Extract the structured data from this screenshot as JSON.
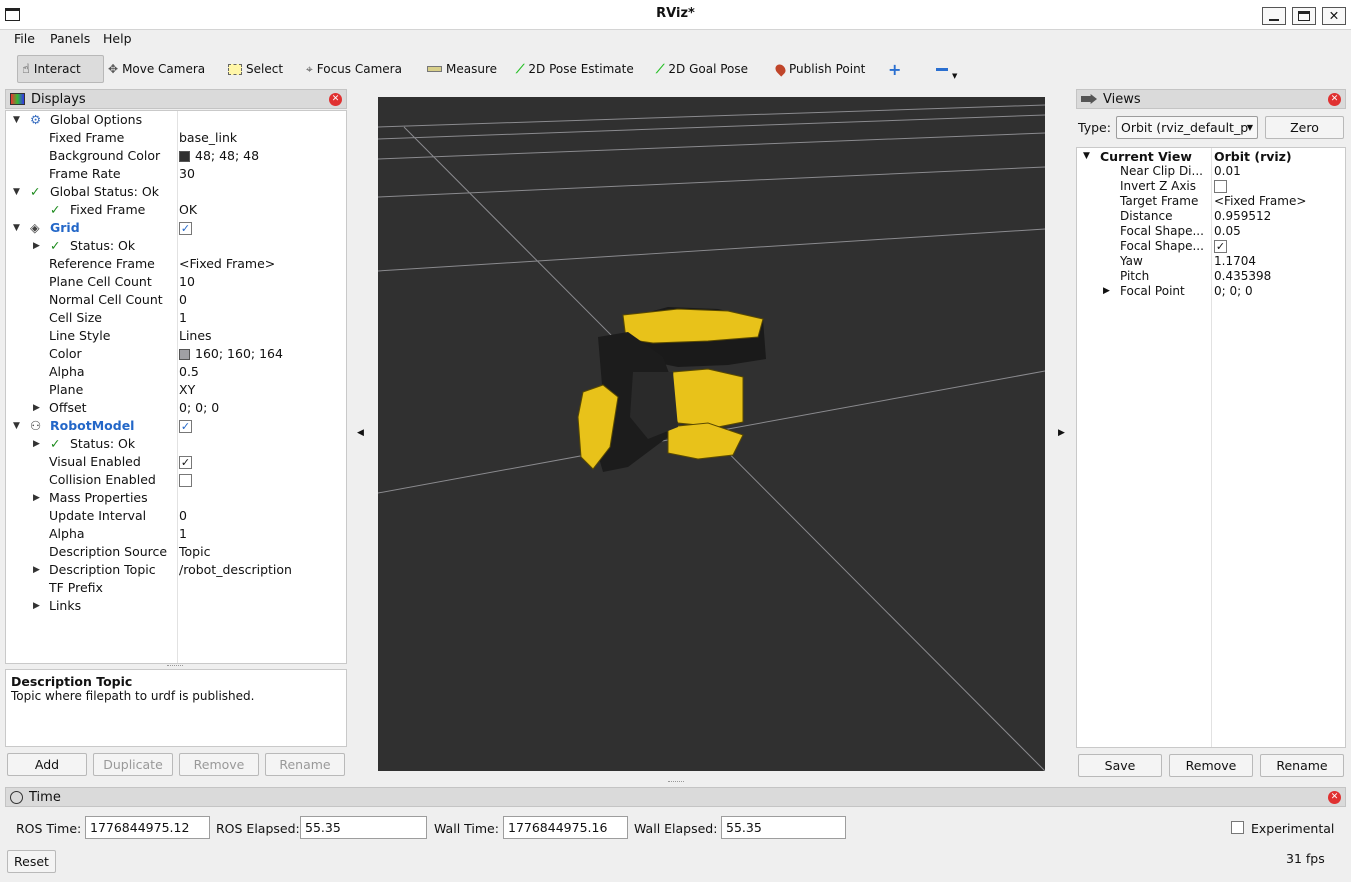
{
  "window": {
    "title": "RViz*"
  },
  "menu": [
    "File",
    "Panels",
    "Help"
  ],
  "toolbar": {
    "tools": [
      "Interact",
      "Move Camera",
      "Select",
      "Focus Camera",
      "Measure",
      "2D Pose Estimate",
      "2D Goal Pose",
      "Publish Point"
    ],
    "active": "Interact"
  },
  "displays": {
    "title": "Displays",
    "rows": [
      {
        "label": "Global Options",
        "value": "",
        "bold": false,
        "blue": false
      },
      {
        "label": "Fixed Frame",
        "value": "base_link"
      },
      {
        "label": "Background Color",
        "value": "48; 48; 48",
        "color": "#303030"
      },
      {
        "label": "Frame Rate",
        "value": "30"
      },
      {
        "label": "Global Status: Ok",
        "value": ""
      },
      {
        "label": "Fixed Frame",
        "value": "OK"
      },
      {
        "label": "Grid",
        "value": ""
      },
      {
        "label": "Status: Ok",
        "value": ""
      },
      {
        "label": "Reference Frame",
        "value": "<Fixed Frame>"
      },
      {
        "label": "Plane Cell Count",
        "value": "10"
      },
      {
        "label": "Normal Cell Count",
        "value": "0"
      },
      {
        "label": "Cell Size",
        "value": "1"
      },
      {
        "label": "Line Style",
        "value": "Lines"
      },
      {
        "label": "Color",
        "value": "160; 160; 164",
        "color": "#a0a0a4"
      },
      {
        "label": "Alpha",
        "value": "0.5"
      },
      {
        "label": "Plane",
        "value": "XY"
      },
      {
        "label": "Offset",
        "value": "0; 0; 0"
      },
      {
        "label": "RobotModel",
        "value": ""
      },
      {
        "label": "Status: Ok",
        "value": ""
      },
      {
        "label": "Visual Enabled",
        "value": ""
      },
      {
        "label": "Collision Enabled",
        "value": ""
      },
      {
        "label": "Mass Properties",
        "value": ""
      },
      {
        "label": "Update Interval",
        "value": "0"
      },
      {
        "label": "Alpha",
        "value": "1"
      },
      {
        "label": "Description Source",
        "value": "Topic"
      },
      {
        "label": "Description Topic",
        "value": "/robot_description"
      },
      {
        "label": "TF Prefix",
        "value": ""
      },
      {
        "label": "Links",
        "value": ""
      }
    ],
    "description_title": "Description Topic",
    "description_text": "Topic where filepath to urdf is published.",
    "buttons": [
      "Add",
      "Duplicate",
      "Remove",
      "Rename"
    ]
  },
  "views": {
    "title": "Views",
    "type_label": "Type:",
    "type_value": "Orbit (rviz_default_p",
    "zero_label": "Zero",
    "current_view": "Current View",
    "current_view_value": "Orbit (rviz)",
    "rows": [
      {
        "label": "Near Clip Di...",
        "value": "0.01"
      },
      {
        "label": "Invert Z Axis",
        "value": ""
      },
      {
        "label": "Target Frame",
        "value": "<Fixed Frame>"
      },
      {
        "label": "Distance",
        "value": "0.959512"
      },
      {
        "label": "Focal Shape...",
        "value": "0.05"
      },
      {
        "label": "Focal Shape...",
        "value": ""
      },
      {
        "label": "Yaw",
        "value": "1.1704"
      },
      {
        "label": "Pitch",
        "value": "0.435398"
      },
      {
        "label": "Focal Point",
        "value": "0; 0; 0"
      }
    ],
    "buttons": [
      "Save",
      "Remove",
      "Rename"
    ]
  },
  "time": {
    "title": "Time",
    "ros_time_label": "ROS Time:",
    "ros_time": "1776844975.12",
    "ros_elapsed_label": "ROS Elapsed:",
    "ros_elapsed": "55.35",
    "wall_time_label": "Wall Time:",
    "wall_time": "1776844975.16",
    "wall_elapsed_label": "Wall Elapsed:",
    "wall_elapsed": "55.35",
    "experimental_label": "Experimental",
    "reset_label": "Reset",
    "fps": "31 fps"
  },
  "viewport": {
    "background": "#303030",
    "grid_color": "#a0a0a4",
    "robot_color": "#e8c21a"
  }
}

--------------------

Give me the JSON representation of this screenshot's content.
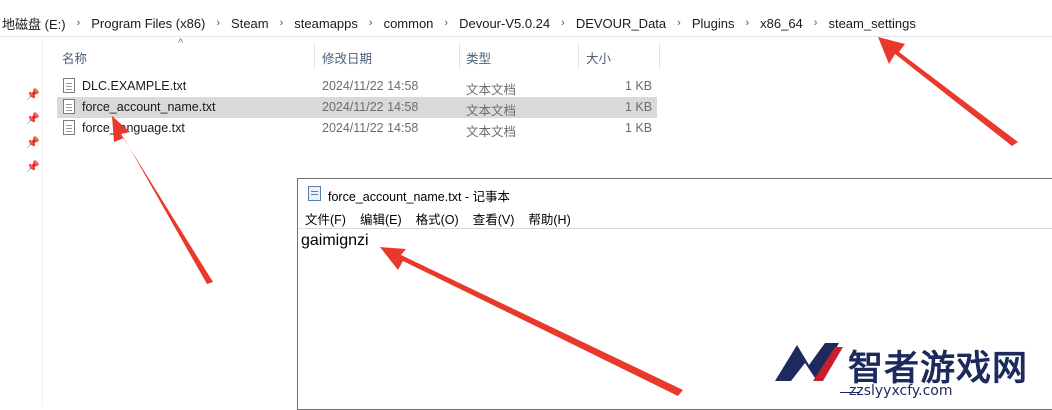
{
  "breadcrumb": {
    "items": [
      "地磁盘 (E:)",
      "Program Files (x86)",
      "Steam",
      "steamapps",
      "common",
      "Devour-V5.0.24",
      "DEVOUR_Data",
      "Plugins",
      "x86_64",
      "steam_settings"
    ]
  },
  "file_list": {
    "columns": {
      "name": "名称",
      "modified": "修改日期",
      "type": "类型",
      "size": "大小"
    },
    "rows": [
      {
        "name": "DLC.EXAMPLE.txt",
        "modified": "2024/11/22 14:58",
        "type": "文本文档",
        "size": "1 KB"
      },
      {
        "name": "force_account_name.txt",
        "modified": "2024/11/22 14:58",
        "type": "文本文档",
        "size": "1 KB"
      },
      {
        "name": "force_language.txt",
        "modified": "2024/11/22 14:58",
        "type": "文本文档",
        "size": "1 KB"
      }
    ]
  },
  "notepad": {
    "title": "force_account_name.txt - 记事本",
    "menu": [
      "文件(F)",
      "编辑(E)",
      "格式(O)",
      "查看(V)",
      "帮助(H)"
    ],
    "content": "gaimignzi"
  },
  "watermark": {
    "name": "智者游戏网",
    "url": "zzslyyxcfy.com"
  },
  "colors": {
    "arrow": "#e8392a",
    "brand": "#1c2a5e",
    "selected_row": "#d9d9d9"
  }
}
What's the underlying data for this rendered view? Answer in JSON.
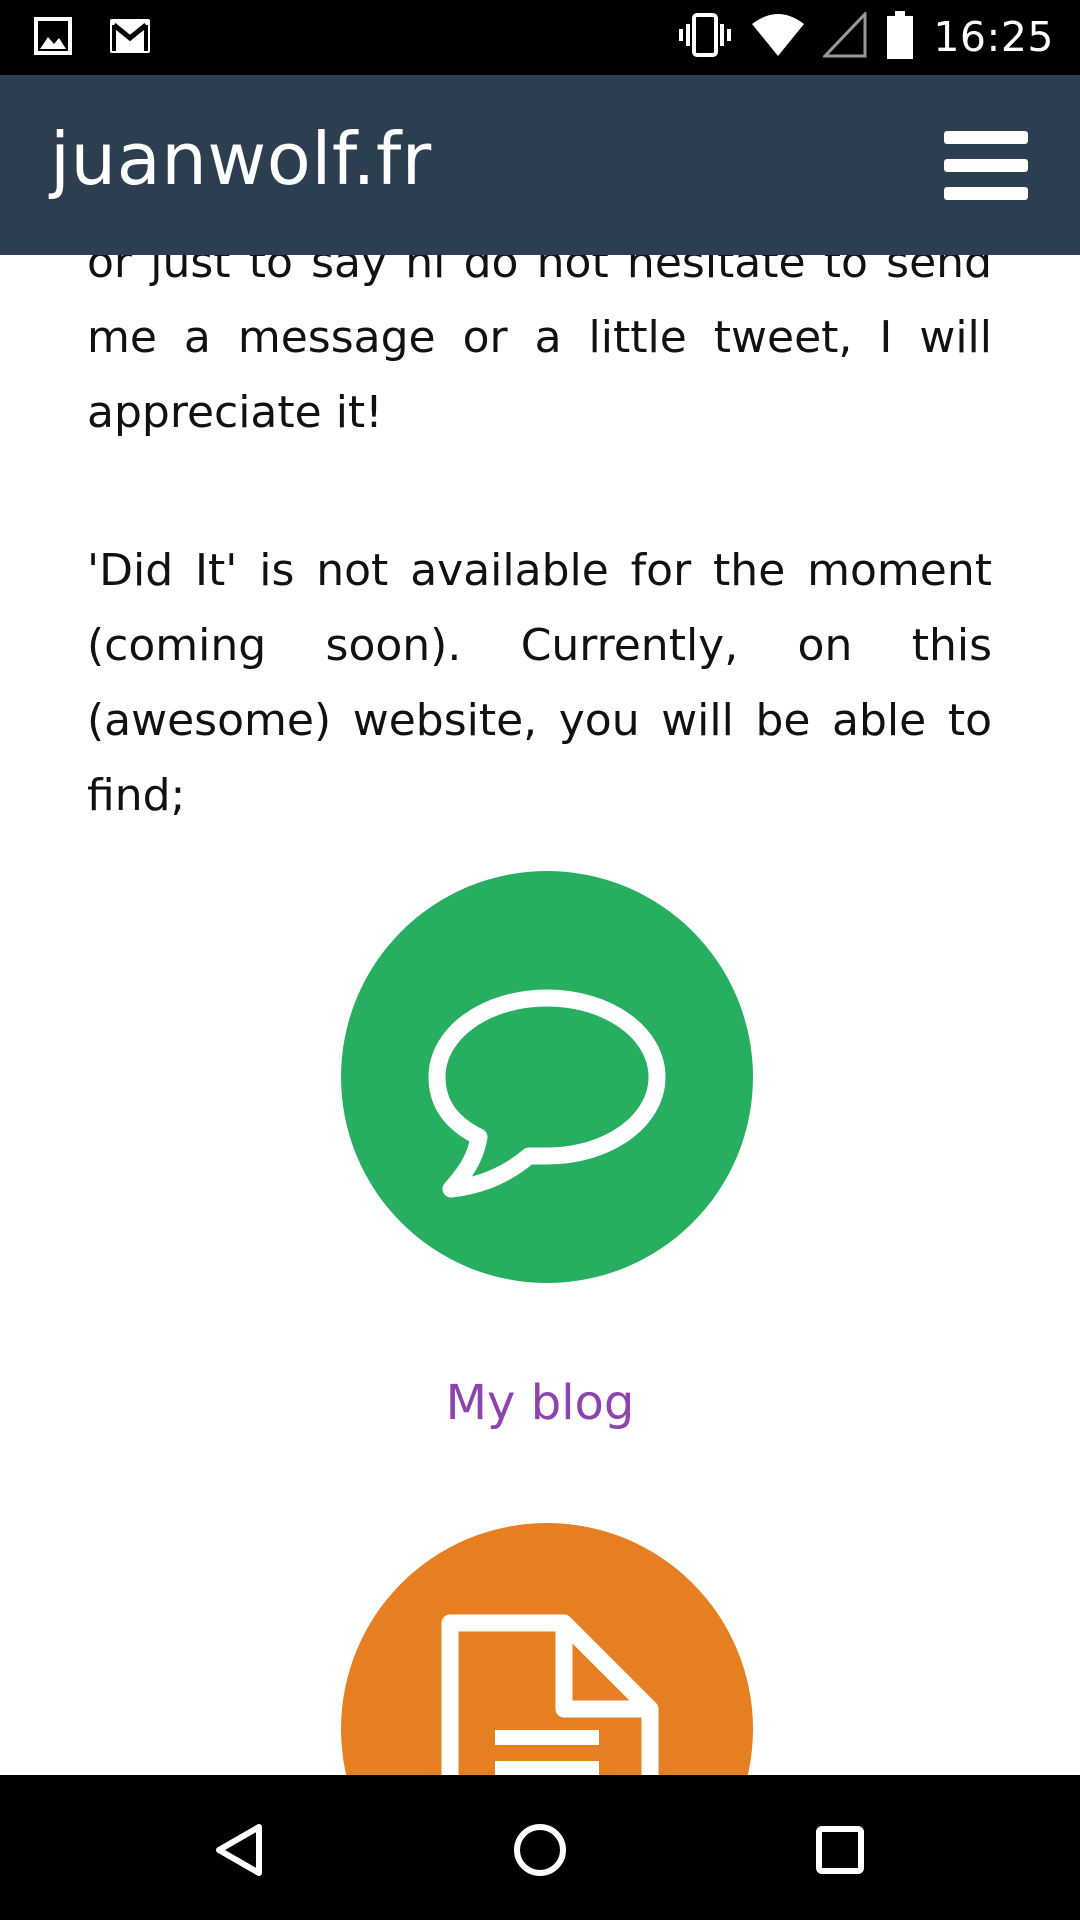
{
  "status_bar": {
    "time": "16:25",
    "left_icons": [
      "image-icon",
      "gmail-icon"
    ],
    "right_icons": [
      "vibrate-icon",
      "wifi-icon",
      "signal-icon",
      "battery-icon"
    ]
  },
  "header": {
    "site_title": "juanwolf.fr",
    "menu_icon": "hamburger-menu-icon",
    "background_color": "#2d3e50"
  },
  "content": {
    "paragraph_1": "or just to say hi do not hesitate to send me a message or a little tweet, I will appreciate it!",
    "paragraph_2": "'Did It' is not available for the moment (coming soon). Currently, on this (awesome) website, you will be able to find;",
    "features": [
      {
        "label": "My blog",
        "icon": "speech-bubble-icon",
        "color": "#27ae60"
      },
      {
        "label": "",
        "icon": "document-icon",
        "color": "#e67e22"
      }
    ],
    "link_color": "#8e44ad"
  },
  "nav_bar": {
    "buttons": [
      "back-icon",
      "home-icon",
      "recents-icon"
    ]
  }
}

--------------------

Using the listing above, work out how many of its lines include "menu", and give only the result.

3